Joshua Barocas, an infectious-disease specialist at the Boston University School of Medicine, said the science makes sense although he does not know of a case in which a patient received both those treatments at the same time.
“The monoclonal antibodies neutralize the virus and the remdesivir stops the viral replication,” he explained.
Dexamethasone is recommended only in patients who are extremely ill, according to many guidelines, but a number of hospitals routinely give the drug to any patient who requires supplemental oxygen, if only for a few hours. A recent study found it tends to reduce deaths from the virus but nearly a quarter of infected patients getting it with supplemental oxygen — as Trump has — still died.
Steroids in high doses and over long periods of time also can lead to serious changes in mental status that include delirium, hallucinations and confusion.
Barocas said at the dose typically used for the coronavirus, this is unlikely to be an issue and White House physicians are probably monitoring the president closely.
“It’s not outside the range of possibilities that he could have that adverse event,” Barocas said.
Another drug the president is taking — famotidine — remains controversial. The Trump administration earlier this year granted a $21 million emergency contract to researchers to try famotidine on ill patients — despite a whistleblower complaint that it was rushed through by the Department of Health and Human Services without the necessary scientific oversight. According to an investigation by the Associated Press, internal emails show a top Food and Drug Administration official expressed concerns that the daily injections, which are experimental, pushed safety “to the limits.”
“There’s no evidence at this point to suggest vitamin D or zinc do anything for or against covid. And I haven’t seen any good evidence about famotidine,” Barocas said.
“I really don’t want these other medications to become the next hydroxychloroquine,” he added, referring to Trump’s touting of the antimalarial drug without evidence of its effectiveness. The drug was subsequently found to offer no benefits to covid-19 patients.
Hydroxychloroquine is not on the list of medications his doctors said Trump is taking at Walter Reed.
Another treatment missing from Trump’s regimen arsenal is a blood thinner given as a standard practice these days to any hospitalized patient with covid-19 to reduce the risk of clots. In the spring, many doctors were surprised to find microclots that appear in the lungs and heart appeared to be killing some patients.

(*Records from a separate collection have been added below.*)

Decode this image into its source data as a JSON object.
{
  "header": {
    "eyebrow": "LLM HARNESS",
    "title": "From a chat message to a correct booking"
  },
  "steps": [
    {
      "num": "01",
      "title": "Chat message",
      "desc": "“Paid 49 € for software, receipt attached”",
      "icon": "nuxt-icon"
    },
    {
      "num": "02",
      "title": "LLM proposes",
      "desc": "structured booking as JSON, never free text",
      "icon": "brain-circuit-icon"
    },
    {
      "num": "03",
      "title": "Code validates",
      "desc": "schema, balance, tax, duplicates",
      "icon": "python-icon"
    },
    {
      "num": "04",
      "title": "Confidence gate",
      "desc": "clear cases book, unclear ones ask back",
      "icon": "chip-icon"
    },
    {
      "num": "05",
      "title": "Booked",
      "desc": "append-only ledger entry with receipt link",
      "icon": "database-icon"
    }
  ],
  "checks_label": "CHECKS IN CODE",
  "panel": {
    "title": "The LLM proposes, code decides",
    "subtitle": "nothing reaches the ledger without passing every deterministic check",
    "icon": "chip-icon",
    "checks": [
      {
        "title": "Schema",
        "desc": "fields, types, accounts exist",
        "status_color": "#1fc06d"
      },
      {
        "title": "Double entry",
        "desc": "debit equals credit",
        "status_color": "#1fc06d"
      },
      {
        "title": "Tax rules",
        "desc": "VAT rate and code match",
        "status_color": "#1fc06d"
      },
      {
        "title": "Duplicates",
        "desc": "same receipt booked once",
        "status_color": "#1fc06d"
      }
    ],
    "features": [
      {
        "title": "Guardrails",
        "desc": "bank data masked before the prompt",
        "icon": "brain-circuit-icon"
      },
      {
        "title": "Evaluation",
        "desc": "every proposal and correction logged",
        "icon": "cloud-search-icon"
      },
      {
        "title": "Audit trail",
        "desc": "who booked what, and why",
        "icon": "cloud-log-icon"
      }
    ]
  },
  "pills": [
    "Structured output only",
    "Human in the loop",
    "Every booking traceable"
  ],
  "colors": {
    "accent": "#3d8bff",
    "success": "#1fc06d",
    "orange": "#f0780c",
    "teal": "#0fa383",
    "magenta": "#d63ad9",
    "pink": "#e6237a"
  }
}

Doctors speculated the president may have declined the treatment after what happened to his younger brother, Robert, who died in August due to brain bleeds. He had been taking blood thinners.
Experts acknowledged discharge from the hospital for a sitting president would be very different than for a normal person — and would not necessarily indicate the same level of stability in his illness.
Hospitals, they noted, typically do not discharge patients who are on IV medications, and Trump is in the middle of a five-day course of remdesivir that is given intravenously.
But a team of specialists could continue to monitor him at the White House and would probably have access to heart monitors, oxygen tanks, and even a “crash cart” — which contains materials to resuscitate a patient should he need that.
The president would also have his regular fleet of helicopters and other transportation at his disposal to get him to the hospital quickly if needed.
But Barocas said the decision whether to discharge the president should not just be about his condition — but also about the White House staff, including cooks, butlers, housekeepers and other personnel, who work in the buildings.
When it comes to infectious diseases like covid-19, he said, “we want to make sure we have a place for someone that is not only safe for them — but safe for them to isolate so they won’t infect other people.”
“My concern is,” he said. “What are the protections for the people who will have to care for this elderly man who probably won’t isolate and won’t wear a mask?”